BEGIN STORED DATA
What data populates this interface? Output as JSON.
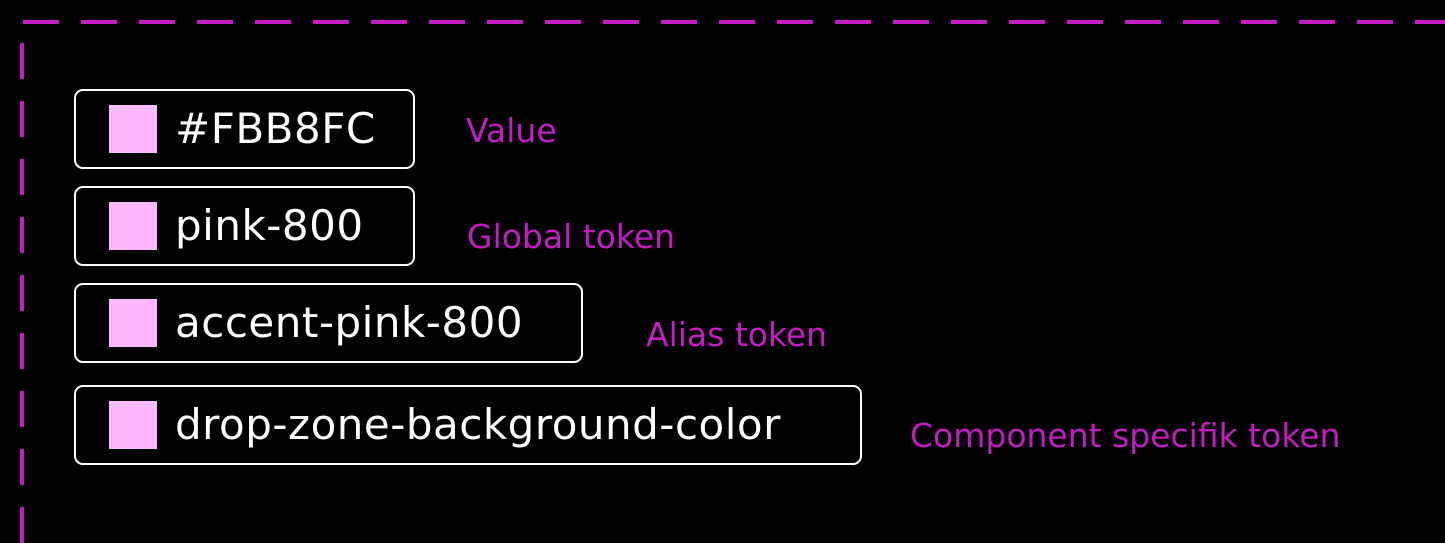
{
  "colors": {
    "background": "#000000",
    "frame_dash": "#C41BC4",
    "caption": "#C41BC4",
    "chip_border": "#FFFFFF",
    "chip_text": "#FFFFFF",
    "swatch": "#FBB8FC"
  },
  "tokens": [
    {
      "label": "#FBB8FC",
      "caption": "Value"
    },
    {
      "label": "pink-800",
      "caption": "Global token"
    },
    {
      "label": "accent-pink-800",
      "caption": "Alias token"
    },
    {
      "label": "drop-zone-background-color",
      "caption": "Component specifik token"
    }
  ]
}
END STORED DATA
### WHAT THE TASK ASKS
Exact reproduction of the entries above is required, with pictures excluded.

### ANSWER TO THIS EXERCISE
What data populates this interface? Output as JSON.
{
  "colors": {
    "background": "#000000",
    "frame_dash": "#C41BC4",
    "caption": "#C41BC4",
    "chip_border": "#FFFFFF",
    "chip_text": "#FFFFFF",
    "swatch": "#FBB8FC"
  },
  "tokens": [
    {
      "label": "#FBB8FC",
      "caption": "Value"
    },
    {
      "label": "pink-800",
      "caption": "Global token"
    },
    {
      "label": "accent-pink-800",
      "caption": "Alias token"
    },
    {
      "label": "drop-zone-background-color",
      "caption": "Component specifik token"
    }
  ]
}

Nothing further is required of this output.